When the audience listens to the Newport Symphony Orchestra’s premiere performance of Yakona this weekend, composer Sara Graef hopes they’ll hear the music of something lost and now found, of history and beauty. And of tragedy, too. The commissioned composition honoring the ancestral home of the Yaqo’n people, and the nature preserve the land has become, debuts Jan. 21 and 22 in the Newport Performing Arts Center.
“What I really wanted most to say is to express the gratitude of being in that space and for all the history of what has been there, what was decimated and what has been given back – the natural part at least,” Graef said. “There is just such incredible spirit in that space, and when you are walking around there, you absorb that in so many different ways.”
Set on a 400-acre peninsula where the Yaquina River widens to become Yaquina Bay, the nonprofit Yakona Nature Preserve and Learning Center was established in 2018 by Newport residents JoAnn and Bill Barton.
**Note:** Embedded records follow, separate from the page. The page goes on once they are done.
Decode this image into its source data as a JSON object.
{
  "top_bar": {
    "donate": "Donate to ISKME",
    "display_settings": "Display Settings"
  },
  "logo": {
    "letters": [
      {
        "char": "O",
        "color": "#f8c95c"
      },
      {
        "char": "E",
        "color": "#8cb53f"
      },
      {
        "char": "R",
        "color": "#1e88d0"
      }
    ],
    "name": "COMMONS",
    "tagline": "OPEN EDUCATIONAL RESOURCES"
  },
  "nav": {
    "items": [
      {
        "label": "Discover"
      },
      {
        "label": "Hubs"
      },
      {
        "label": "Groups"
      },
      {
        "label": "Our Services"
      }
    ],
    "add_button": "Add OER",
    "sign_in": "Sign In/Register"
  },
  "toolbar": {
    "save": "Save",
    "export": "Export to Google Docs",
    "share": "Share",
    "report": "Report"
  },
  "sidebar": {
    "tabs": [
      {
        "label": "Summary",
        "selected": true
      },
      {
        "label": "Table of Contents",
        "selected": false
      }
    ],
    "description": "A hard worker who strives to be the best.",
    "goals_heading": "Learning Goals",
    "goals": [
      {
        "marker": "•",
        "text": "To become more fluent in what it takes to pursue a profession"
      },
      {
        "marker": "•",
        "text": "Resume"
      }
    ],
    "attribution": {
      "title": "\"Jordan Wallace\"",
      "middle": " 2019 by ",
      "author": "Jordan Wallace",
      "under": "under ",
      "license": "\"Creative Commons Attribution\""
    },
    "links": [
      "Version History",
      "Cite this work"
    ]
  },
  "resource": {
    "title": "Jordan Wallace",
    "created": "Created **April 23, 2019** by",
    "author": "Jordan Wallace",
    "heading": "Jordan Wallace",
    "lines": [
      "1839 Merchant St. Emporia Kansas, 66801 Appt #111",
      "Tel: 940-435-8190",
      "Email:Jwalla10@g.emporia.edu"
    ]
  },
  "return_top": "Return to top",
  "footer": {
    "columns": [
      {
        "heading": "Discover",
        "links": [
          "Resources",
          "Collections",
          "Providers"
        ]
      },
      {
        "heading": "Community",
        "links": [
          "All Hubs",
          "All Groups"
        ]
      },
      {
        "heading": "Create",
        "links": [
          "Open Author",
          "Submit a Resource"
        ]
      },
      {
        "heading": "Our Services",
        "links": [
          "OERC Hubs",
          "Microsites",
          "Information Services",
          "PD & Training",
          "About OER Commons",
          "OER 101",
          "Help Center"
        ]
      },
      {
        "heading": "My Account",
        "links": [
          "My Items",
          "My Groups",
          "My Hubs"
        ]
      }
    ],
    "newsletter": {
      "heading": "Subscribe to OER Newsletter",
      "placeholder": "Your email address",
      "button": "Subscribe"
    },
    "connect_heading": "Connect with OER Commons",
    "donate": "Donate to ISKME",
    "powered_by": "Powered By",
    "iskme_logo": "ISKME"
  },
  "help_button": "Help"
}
The Yaquina watershed was the home of the Yaqo’n people until they were relocated to a reservation in 1855. Later, “intensive logging destroyed the majority of the region’s Sitka spruce-dominated ecosystems,” according to the preserve’s website.
The goal for the nature preserve is to restore the land and offer it to the public for recreation and education.
Newport Symphony conductor Adam Flatt said the idea for the Yakona musical composition grew out of conversations with the Bartons.
“I found it compelling that some members of the community in Newport had devoted themselves to preserving this unbelievably beautiful tract on the Yaquina Bay in perpetuity,” Flatt said. “To honor the place and the Yaqo’n people who inhabited it for millennia until quite recently. It just came together that we might create something beautiful inspired by this place.”
The January concert will be accompanied by a film montage of photographs of the preserve by Roger Thompson, Rena Olson, and Bill Posner. “It is important to me that we create a new piece of music to go with the images,” Flatt said, “that we don’t accompany it with an existing piece of music.”
Before creating the composition, Graef visited the preserve several times. Walking in the preserve, she said, “everything is green and vibrant and alive.” She noted that in replanting the logged land, the “Bartons tried hard to plant native trees and species – tens of thousands of trees so far. It’s beautiful because there are hills, valleys, mud flats, an estuary. Also, the wildlife has begun to return. The bald eagles have come back, cougars. The first time I walked, I saw a family of baby squirrels.”
Writing Yakona was a challenge, Graef said, the way any new piece of art is when you look at the blank page and wonder, what am I going to do?
“That’s the hardest part,” she said, “because you want to do a good job. To put it down and say these are good enough to sustain the piece…. Then it just gets better and better and better.”
The second challenge is honoring the place, the people, the orchestra.
“A lot of people have put a lot of eggs in this basket. You want to make sure all of them, especially the Yaqo’n people, are honored by that.”